◆ **Brief**
How many lines in the data below contain the string "增值税普通发票"? Answer with the number only.

◆ **Data about app and page elements**
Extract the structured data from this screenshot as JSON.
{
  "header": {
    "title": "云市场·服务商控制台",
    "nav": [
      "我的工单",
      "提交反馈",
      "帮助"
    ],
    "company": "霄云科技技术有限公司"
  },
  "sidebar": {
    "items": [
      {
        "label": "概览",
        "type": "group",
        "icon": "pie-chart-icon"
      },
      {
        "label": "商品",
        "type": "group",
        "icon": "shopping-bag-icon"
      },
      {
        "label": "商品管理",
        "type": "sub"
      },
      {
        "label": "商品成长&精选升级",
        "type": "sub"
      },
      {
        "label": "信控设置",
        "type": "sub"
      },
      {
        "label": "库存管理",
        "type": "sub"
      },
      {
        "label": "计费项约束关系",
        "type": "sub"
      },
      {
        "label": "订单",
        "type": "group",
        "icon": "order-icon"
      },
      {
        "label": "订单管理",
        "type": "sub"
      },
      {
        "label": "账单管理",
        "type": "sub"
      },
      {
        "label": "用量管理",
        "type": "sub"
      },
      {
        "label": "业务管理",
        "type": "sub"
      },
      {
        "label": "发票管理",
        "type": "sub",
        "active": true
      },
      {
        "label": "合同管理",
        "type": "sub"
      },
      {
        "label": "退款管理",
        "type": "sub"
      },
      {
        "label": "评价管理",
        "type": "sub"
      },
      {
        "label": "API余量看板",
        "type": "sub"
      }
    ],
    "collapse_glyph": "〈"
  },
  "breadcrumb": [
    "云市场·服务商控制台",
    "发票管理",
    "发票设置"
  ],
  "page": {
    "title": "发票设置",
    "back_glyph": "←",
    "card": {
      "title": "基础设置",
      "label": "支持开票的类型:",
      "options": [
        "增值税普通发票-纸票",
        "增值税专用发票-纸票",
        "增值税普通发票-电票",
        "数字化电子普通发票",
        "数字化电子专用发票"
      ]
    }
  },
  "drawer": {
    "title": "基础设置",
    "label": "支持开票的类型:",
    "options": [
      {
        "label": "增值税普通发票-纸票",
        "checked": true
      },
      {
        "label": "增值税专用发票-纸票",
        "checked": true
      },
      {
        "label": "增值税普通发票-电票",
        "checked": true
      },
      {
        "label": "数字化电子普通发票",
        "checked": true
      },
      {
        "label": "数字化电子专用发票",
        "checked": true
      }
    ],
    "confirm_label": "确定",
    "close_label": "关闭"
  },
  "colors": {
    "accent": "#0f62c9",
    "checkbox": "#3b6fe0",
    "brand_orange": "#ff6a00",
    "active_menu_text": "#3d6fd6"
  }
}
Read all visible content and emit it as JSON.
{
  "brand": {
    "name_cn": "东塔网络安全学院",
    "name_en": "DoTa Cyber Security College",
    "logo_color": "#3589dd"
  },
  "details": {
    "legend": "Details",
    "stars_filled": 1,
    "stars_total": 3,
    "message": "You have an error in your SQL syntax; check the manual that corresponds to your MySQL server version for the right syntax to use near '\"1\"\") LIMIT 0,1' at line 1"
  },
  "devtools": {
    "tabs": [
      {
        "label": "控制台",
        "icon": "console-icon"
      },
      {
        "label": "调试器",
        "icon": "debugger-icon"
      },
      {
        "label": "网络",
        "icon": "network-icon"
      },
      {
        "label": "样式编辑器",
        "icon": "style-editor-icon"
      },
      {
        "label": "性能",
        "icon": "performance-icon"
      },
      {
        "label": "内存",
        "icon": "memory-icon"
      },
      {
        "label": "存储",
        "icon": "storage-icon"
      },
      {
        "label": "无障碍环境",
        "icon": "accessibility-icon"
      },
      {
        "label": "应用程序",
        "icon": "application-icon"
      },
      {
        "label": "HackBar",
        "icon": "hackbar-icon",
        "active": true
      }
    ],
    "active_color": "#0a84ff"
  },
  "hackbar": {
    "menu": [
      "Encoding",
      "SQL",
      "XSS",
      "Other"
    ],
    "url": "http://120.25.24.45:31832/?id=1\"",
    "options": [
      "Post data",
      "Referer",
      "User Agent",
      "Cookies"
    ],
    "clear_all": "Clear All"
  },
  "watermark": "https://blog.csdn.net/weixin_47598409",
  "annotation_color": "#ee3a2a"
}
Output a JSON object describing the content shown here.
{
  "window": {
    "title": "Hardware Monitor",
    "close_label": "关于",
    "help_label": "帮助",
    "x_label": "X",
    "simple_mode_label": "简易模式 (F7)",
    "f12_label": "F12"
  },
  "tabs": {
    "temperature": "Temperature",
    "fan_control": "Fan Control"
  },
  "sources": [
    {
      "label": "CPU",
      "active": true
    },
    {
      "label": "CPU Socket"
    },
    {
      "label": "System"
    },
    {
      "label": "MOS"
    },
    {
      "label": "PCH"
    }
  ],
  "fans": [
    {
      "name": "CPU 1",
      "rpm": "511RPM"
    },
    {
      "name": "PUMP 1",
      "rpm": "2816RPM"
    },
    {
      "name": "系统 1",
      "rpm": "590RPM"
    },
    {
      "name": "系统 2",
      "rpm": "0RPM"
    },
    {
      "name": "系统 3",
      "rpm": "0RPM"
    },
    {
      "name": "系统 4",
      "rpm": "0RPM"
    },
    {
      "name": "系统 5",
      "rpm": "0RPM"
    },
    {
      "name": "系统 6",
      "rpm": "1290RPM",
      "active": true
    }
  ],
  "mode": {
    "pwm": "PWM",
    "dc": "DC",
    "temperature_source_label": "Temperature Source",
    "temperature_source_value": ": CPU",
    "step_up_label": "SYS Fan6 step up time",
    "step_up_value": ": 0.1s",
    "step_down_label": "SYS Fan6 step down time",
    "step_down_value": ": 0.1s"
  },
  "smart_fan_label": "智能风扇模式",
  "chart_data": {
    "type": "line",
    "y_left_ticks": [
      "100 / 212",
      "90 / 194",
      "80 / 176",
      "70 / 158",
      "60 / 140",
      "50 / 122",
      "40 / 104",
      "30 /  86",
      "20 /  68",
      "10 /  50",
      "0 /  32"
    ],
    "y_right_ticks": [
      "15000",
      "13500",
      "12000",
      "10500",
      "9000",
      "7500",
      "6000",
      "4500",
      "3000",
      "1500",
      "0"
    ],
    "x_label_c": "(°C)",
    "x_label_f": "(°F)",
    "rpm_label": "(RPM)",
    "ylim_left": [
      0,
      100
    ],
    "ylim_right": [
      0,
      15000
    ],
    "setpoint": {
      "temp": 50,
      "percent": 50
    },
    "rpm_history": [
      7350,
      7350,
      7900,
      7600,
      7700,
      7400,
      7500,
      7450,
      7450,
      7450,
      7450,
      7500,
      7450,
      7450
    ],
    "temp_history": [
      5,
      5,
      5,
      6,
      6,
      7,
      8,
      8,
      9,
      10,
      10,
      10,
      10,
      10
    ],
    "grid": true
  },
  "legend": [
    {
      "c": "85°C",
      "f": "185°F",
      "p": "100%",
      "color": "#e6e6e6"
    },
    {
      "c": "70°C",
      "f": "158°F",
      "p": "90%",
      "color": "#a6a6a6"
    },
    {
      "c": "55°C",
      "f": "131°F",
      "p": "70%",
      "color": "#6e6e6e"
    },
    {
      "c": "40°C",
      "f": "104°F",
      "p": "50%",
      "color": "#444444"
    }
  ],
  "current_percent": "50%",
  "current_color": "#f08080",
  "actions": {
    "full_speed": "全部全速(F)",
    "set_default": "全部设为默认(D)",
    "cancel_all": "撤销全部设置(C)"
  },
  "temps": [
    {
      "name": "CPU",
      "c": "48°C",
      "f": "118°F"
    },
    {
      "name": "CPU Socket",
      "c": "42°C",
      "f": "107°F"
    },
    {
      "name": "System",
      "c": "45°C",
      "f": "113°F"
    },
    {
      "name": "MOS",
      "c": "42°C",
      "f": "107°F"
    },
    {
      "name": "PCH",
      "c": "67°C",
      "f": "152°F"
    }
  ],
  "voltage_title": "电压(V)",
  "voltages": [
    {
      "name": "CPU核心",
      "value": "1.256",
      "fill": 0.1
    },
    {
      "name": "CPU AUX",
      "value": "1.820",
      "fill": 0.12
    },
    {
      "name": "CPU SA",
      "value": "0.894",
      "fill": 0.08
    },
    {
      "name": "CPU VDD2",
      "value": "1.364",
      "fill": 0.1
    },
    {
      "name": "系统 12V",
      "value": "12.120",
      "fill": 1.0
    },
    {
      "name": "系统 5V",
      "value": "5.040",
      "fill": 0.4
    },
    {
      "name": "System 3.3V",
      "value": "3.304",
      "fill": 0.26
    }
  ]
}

◆ **Result below**
4